National Taiwan University (NTU) president Yang Pan-chyr (楊泮池) yesterday said he would resign after his term expires in June, because he does not want allegations of academic misconduct to continue be directed at the university in the wake of suspected breaches of academic integrity involving him and former NTU professor Kuo Min-liang (郭明良).
“I am the coauthor of some of the research papers being investigated, but I did not breach academic ethics and I was unaware of the issues in [Kuo’s] laboratory,” Yang said, referring to four potentially problematic papers he cowrote with Kuo’s research team between 2004 and 2006.
The school late last month dismissed Kuo and professor of dentistry Chang Cheng-chi (張正琪) over the matter.

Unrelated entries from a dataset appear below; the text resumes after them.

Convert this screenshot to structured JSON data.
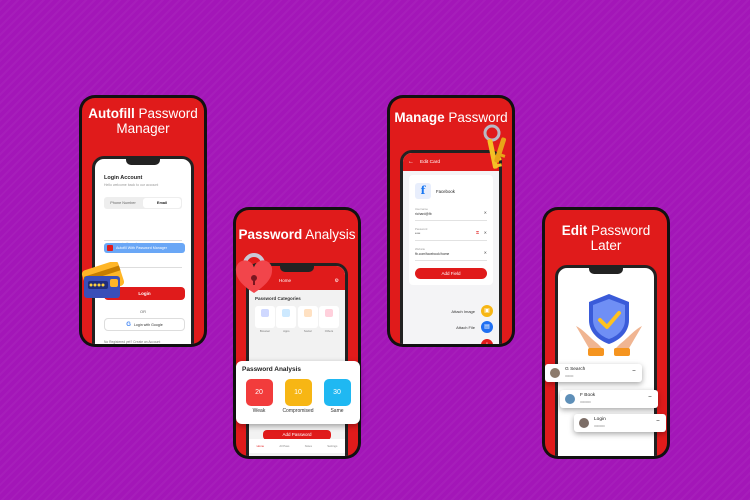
{
  "phones": {
    "autofill": {
      "title_bold": "Autofill",
      "title_rest": "Password",
      "title_line2": "Manager",
      "login_title": "Login Account",
      "login_subtitle": "Hello welcome back to our account",
      "tab_phone": "Phone Number",
      "tab_email": "Email",
      "email_placeholder": "example@gmail.com",
      "autofill_banner": "Autofill With Password Manager",
      "login_button": "Login",
      "or_text": "OR",
      "google_button": "Login with Google",
      "footer_text": "No Registered yet? Create an Account"
    },
    "analysis": {
      "title_bold": "Password",
      "title_rest": "Analysis",
      "nav_home": "Home",
      "categories_title": "Password Categories",
      "cat_labels": [
        "Browser",
        "Apps",
        "Social",
        "Others"
      ],
      "section_label": "Password Analysis",
      "add_button": "Add Password",
      "nav_items": [
        "Home",
        "All Pass",
        "Notes",
        "Settings"
      ]
    },
    "manage": {
      "title_bold": "Manage",
      "title_rest": "Password",
      "header": "Edit Card",
      "site_name": "Facebook",
      "username_label": "Username",
      "username_value": "richard@fb",
      "password_label": "Password",
      "password_value": "****",
      "website_label": "Website",
      "website_value": "fb.com/facebook/home",
      "add_field_button": "Add Field",
      "attach_image": "Attach Image",
      "attach_file": "Attach File"
    },
    "edit": {
      "title_bold": "Edit",
      "title_rest": "Password",
      "title_line2": "Later",
      "entries": [
        {
          "name": "G Search",
          "dots": "••••••••••"
        },
        {
          "name": "F Book",
          "dots": "•••••••••••••"
        },
        {
          "name": "Login",
          "dots": "•••••••••••••"
        }
      ]
    }
  },
  "analysis_popup": {
    "title": "Password Analysis",
    "stats": [
      {
        "value": "20",
        "label": "Weak",
        "color": "#f23c3c"
      },
      {
        "value": "10",
        "label": "Compromised",
        "color": "#f7b614"
      },
      {
        "value": "30",
        "label": "Same",
        "color": "#1fb8f2"
      }
    ]
  },
  "colors": {
    "background": "#a316b8",
    "brand_red": "#e01b1b"
  }
}
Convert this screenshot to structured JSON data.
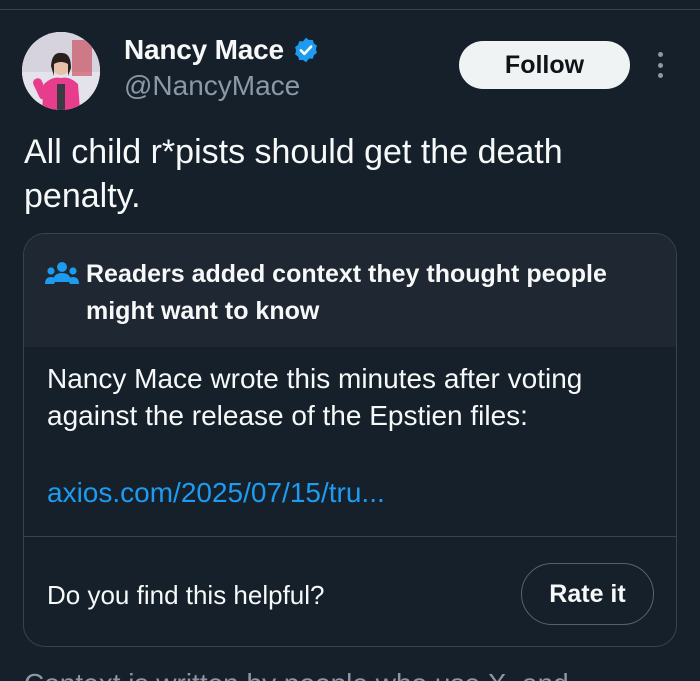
{
  "tweet": {
    "author": {
      "display_name": "Nancy Mace",
      "handle": "@NancyMace",
      "verified": true
    },
    "follow_label": "Follow",
    "text": "All child r*pists should get the death penalty."
  },
  "community_note": {
    "title": "Readers added context they thought people might want to know",
    "body": "Nancy Mace wrote this minutes after voting against the release of the Epstien files:",
    "link_text": "axios.com/2025/07/15/tru...",
    "helpful_question": "Do you find this helpful?",
    "rate_label": "Rate it"
  },
  "footer": {
    "text": "Context is written by people who use X, and..."
  },
  "colors": {
    "background": "#15202b",
    "accent": "#1d9bf0",
    "secondary_text": "#8b98a5"
  },
  "icons": {
    "verified": "verified-badge-icon",
    "more": "more-options-icon",
    "people": "people-icon"
  }
}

Yang said at an internal university meeting that even though an independent investigation committee convened by the university had proven his innocence, as head of the university he must make his position on the incident known.
The allegations represented a setback for the university and revealed many shortcomings, Yang said, but added that he believes the institution can overcome the issues through introspection and continue to contribute to society.
Some academics have allowed the incident to degenerate into mudslinging by making unfounded accusations, Yang said.
A handful of individuals have been manipulating the media because of their personal preferences, he said.
“The university is a valuable Taiwanese asset. I hope to see more, but this cannot be achieved through compromising others’ achievements,” he said.
“To protect the school from criticism and restore harmony in the university system, I will tender my resignation after my term ends in June,” he said.
“I cannot bear to see NTU continue to take blows in the wake of this incident,” Yang said.
His resignation can only take effect if it is approved by participants at the meeting, he said, adding that the decision was not meant to “assume administrative responsibility,” but to defend the university.
Meanwhile, in response to Chang’s accusation that NTU vice president Kuo Te-wei (郭大維) and four top university officials on Nov. 11 last year, formed a conclave, Kuo presented his passport, showing that he was in Mexico at the time, as evidence that he had not attended the alleged meeting.
Chang on Tuesday submitted an audio recording that she said contained information at the alleged meeting, during which Yang urged Kuo Min-liang to resign on the condition that he would find him a job at a pharmaceutical firm and that he and Chang “shut up” about the alleged academic scandal.
The recording is being investigated by the Ministry of Education and Ministry of Science and Technology.
Additional reporting by Wu Po-hsuan and Rachel Lin